Converting Actor Advice for Writers
While writing itself may be a solo act, the resulting story is destined for an audience. Creative nonfiction combines the solo act of writing with the intensely personal experience and emotions connected to the events that actually transpired. This makes CNF uniquely susceptible to a few traps that can be examined via the lens of the theatre—a format that must always keep the audience at the forefront of every decision.
An actor’s primary goal is to convey the story to the audience from their character’s point of view. The writer’s primary objective must also be the audience, albeit the writer has a more complex angle to consider as the writer is responsible for all characters’ points of view simultaneously. How each of those characters comes across to the audience will greatly affect how they receive the overall work. While creative nonfiction primarily centers on one character, the writer must still ensure that supporting characters are multi-dimensional in order to center the readers—and not the writer—as the primary audience.
Creative nonfiction is inspired by real-world events and emotions. That is one of its greatest attractions. But such emotional work entails some significant challenges for writers, some of which are the same as those actors face when performing emotional scenes:
If you are focused on protecting yourself, you may miss the opportunity to create a visceral experience for your audience. When writing or performing something that is extremely personal and raw, it can be a challenge to force yourself into the headspace you occupied as the events occurred originally. In order to protect your psyche, you may pull back and share a sarcastic, arm’s length, or even toned down version of events.
If you believe you are still too close to the material, and that it still creates powerful emotions within you, it may be helpful to write down events as factually as possible and then give yourself a long enough break from the subject matter until you are psychologically ready to dive back in. Distance will likely open up fresh perspectives for your narrative.
When you do get back into the material, do not forget to give yourself mental breaks and schedule pick-me-ups and detoxes if the material is traumatic or painful. If you burn yourself out, you will naturally start to withdraw and that will serve neither you nor your narrative.

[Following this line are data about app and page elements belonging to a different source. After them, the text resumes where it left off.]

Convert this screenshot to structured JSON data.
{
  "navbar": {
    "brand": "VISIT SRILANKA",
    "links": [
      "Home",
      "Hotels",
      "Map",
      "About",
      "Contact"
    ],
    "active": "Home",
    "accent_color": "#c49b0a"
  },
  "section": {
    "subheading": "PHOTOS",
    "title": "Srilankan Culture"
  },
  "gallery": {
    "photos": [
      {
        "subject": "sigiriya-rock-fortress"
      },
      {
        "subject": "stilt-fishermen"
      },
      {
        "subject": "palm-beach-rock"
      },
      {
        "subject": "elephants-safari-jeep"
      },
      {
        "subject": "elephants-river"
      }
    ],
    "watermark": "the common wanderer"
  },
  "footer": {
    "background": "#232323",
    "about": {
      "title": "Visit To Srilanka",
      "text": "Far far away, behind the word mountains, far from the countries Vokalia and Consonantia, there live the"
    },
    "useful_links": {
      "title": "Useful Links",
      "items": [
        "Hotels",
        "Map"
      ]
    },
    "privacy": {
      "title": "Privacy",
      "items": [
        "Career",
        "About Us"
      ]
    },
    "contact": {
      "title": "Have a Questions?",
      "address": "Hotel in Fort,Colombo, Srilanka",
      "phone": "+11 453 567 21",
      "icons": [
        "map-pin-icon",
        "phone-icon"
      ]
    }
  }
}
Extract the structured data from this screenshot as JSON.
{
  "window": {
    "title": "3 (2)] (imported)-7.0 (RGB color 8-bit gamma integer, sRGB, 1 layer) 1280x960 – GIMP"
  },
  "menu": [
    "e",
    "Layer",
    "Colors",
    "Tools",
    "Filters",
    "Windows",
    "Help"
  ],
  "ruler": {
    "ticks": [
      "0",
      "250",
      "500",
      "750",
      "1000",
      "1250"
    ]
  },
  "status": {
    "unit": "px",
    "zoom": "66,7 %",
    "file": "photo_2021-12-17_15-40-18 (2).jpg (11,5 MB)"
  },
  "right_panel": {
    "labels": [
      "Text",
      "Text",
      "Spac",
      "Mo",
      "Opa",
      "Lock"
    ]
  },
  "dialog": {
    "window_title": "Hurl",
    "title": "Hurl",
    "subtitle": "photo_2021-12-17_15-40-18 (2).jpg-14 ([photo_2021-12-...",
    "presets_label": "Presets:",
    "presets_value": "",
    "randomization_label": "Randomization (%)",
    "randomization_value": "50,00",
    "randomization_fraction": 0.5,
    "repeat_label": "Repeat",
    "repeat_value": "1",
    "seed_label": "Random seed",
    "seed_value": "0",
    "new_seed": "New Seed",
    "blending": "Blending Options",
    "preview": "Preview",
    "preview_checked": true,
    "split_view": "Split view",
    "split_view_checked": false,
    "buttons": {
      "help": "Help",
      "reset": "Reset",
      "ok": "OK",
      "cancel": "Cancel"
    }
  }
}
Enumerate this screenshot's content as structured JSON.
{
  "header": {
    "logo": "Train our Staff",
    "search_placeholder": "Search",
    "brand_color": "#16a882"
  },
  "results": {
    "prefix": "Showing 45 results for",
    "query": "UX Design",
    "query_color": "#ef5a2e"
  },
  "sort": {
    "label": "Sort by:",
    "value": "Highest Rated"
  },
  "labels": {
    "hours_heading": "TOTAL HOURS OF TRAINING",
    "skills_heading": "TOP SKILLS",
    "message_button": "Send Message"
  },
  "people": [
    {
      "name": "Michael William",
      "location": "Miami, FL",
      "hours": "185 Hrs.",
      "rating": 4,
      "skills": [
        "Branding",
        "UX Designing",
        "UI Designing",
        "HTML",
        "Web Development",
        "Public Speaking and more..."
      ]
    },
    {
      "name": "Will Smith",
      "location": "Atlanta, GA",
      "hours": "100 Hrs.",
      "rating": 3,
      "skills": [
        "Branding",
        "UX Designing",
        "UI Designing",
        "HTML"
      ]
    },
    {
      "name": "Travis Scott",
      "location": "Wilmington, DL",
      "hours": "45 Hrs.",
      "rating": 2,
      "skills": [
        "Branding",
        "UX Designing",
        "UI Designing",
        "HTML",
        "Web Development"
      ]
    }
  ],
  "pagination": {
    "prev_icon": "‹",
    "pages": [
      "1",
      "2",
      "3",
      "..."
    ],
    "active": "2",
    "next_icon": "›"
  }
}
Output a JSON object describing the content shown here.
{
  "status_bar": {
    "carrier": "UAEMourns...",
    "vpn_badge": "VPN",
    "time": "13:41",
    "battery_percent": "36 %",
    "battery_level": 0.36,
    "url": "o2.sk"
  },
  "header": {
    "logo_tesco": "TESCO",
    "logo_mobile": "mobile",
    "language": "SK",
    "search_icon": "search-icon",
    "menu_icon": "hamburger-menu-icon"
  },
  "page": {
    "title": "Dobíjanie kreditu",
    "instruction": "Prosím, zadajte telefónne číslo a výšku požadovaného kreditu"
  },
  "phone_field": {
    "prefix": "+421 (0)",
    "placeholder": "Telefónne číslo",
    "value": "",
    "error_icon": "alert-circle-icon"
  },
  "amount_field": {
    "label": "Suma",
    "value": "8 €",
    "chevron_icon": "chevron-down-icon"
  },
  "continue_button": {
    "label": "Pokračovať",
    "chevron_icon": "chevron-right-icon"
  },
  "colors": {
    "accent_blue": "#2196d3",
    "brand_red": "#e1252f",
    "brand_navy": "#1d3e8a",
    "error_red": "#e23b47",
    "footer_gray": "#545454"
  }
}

People naturally fold in on themselves when experiencing intense emotion—directing that feeling inward or at a very specific external target. An actor or a writer must open the window, so to speak, and radiate that emotion outward, making the audience complicit. Not every audience member needs to resonate with every line, but every audience member needs to resonate with some aspect for the story to land successfully. In CNF, as in acting, this can be quite a challenge because if YOU—the writer—are feeling BIG EMOTIONS then they must be there, right? In the theatre, your director and fellow actors will provide perspective on whether they feel impacted by the actor’s performance, essentially serving as editorial eyes. In CNF you may be working largely alone so you absolutely need to reach out to your writing group, mentors, editors, or trusted confidants to get an honest assessment of whether your stakes are landing with your audience, or whether you’ve got an outsized reaction to them because your personal memories and real life emotions are interfering.
It may seem intuitive to write emotions such as anger or sadness by giving signifiers such as tears, raised voices, or thrown pots. However the real-world spectrum of emotion and how it manifests is far more complex, fascinating, and changeable. Actors are taught to focus on the ACTION (the profession is “actor” after all, not “emoter”) rather than the emotion as an entry point to avoid cliched behavior. This can help develop more complex characters in your writing and counteract authorial insertion by giving you an entry strategy to complex emotional scenes.
If a scene reads as though the character should be angry, try playing them sad. If a scene reads as comical, try playing it straight. This rehearsal-room strategy does not always end up successful, but it does inform the final iteration. It can be used similarly in your writing to tease out layered reactions and behaviors in your characters that in many cases will inform your final draft even as the explorations end up on the cutting room floor.
None of this advice is earth-shattering or new—you’ve likely heard it all in one form or another before. However, occasionally tweaking old standards to a new perspective unlocks new ways to use your existing tools. Using Stanislavski’s “Magic If” to pretend you’re an actor telling the story may help you center your audience in a new way and prevent some of the pitfalls common in CNF.
– Orca Editor Renee Jackson is an actor and a graduate of the University of North Carolina at Chapel Hill, where she majored in Dramatic Arts. She was a founding member of Forget Me Not Theatre in Chicago, IL, where she served as the Literary Manager.